On the rear cover, roadies Alan Styles (who also appears in “Alan’s Psychedelic Breakfast”) and Peter Watts were shown with the band’s equipment laid out on a runway at Biggin Hill Airport. This concept was proposed by Mason, with the intention of replicating the “exploded” drawings of military aircraft and their payloads, which were popular at the time.

Song titles on the back are laid out slightly differently in British vs. North American editions; the most important difference being the inclusion of subtitles for the four sections of “A Saucerful of Secrets”. These subtitles only appeared on American and Canadian editions of this album, but not on the British edition; nor did they appear on original pressings of A Saucerful of Secrets.

The inner gatefold art shows separate black-and-white photos of the band members. Gilmour is seen standing in front of the Elfin Oak. Original vinyl editions showed Waters with his first wife, Judy Trim, but she has been cropped out of the picture on most CD editions (with the original photo’s caption “Roger Waters (and Jude)” accordingly changed to just “Roger Waters”). The uncropped picture was restored for the album’s inclusion in the box set

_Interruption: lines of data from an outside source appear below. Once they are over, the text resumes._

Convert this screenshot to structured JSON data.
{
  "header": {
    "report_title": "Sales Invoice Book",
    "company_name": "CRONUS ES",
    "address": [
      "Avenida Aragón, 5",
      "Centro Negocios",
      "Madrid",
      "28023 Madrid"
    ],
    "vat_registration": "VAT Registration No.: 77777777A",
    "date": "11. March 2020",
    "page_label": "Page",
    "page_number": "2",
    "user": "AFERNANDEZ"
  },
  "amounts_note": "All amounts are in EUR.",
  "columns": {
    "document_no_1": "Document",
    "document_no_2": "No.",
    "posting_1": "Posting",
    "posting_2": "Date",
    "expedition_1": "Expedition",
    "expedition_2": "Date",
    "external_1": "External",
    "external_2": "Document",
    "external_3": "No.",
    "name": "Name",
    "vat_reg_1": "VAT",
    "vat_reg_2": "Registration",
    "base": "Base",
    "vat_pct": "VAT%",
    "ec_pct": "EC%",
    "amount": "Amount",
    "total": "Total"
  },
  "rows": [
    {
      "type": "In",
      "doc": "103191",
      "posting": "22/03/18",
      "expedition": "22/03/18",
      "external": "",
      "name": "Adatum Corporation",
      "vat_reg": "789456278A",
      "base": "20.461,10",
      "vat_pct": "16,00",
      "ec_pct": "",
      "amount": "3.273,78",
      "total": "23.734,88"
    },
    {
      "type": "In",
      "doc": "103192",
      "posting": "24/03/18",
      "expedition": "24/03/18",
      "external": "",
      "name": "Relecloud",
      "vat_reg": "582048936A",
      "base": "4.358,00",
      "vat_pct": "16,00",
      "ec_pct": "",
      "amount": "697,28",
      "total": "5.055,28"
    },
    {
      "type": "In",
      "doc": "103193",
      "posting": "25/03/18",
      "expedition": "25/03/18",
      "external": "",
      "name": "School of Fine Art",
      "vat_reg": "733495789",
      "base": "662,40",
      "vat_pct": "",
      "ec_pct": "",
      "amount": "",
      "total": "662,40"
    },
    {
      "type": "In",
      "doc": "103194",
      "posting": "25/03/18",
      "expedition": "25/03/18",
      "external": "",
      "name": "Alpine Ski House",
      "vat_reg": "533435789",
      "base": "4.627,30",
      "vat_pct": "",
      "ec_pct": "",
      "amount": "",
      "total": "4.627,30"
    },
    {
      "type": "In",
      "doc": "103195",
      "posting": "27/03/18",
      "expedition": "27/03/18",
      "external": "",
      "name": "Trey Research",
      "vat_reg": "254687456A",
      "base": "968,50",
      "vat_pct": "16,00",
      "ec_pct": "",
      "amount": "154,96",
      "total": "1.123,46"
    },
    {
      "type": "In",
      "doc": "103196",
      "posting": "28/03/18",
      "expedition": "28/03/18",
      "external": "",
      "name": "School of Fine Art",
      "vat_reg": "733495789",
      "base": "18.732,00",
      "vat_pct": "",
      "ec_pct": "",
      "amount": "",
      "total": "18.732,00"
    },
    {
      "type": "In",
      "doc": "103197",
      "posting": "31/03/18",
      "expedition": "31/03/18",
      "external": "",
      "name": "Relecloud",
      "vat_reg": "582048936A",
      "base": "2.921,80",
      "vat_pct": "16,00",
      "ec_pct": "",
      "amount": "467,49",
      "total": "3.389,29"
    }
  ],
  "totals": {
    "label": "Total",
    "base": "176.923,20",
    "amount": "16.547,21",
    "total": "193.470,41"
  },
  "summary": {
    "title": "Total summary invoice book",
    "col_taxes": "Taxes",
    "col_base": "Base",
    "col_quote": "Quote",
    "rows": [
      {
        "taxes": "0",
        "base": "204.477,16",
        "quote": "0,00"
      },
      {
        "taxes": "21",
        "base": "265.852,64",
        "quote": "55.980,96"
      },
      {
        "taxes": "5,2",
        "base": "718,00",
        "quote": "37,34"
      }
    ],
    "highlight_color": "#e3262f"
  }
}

Pink Floyd
David Gilmour – lead guitar, vocals, all instruments and vocals on “The Narrow Way”
Nick Mason – percussion, all instruments (except flutes) on “The Grand Vizier’s Garden Party”
Roger Waters – bass guitar, vocals, all instruments and vocals on “Grantchester Meadows” and all instruments on “Several Species of Small Furry Animals Gathered Together in a Cave and Grooving with a Pict”
Richard Wright – organ, keyboards, vocals, all instruments and vocals on “Sysyphus”